New York —A recent technology agreement promises to change the price-performance balance of long-glass-fiber-reinforced polypropylene, driving down its cost in high-volume applications and potentially opening the door for automotive, appliance, and other large-part structural applications. The deal, announced here in August, allows LNP Engineering Thermoplastics (Exton, PA) to market Twintex long-glass-fiber pellets produced by Vetrotex America (Wichita Falls, TX).
LNP will market the pellets as Verton MTX. Unlike LNP's previous Verton products, which are produced in a pultrusion process, Twintex's technology combines glass and thermoplastic in one continuous roving during fiber manufacturing. The resulting pellets can support extremely high glass-loadings—in excess of 75%, according to William Magill, Twintex business manager. In LNP's case, the pellets will contain 75% glass by volume.
Intended for use as a glass concentrate, the pellets can be blended with a variety of polypropylene base resins right at the molding machine. Verton product manager Matthew Miklos estimates that machine side blending will produce cost savings in the 20-30% range at volumes around one million lbs/year—by enabling users to start with ordinary low-cost polypropylene and achieve their final glass loadings with a relatively small amount of costly concentrate. "The savings is in the final blend," he says, noting that LNP needs to drive prices into the range of $1.00 to $1.20/lb to compete with other structural thermoplastics in typical automotive applications.

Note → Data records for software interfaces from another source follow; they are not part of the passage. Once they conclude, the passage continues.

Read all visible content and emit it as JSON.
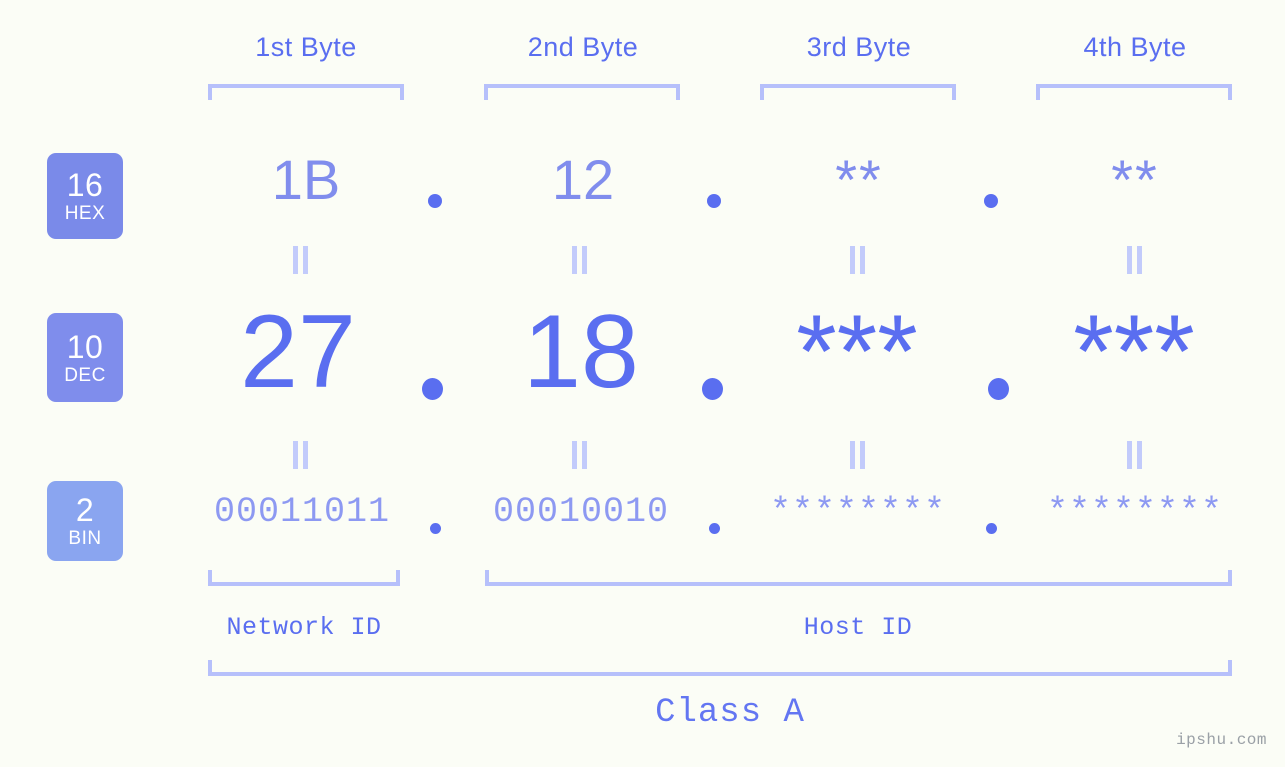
{
  "background_color": "#fbfdf6",
  "accent_color": "#5a6ef0",
  "accent_light_color": "#b6c0fb",
  "byte_headers": [
    {
      "label": "1st Byte"
    },
    {
      "label": "2nd Byte"
    },
    {
      "label": "3rd Byte"
    },
    {
      "label": "4th Byte"
    }
  ],
  "radix_rows": [
    {
      "badge_number": "16",
      "badge_name": "HEX",
      "badge_color": "#7a8ae9",
      "values": [
        "1B",
        "12",
        "**",
        "**"
      ],
      "separator": "."
    },
    {
      "badge_number": "10",
      "badge_name": "DEC",
      "badge_color": "#7f8dec",
      "values": [
        "27",
        "18",
        "***",
        "***"
      ],
      "separator": "."
    },
    {
      "badge_number": "2",
      "badge_name": "BIN",
      "badge_color": "#8aa5f0",
      "values": [
        "00011011",
        "00010010",
        "********",
        "********"
      ],
      "separator": "."
    }
  ],
  "id_sections": [
    {
      "label": "Network ID"
    },
    {
      "label": "Host ID"
    }
  ],
  "class_label": "Class A",
  "watermark": "ipshu.com"
}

The marketing agreement, which is limited to injection molding and extrusion-compression applications, could free long-glass-fiber-reinforced poly-propylene from a longstanding vicious circle: While its mechanical and physical properties make it a good choice for large-piece structural parts, these parts tend to use so much plastic that they have the greatest sensitivity to long-glass-reinforced polypropylene prices. "It's been a problem," concedes Miklos.
Though Verton MTX primarily targets cost reduction at high volumes, this blend-to-order family of materials will offer mechanical-property advantages, too, Miklos reports. Take impact strength, for instance. Rather than blending the glass concentrate with an ordinary polypropylene homopolymer, users might instead blend it with impact grades of polypropylene. Miklos cites early data that show falling-dart impact improvements in the 15-20% range compared to earlier Verton grades that use an unmodified polypropylene. "You can basically dial in the properties at the molding machine," he says.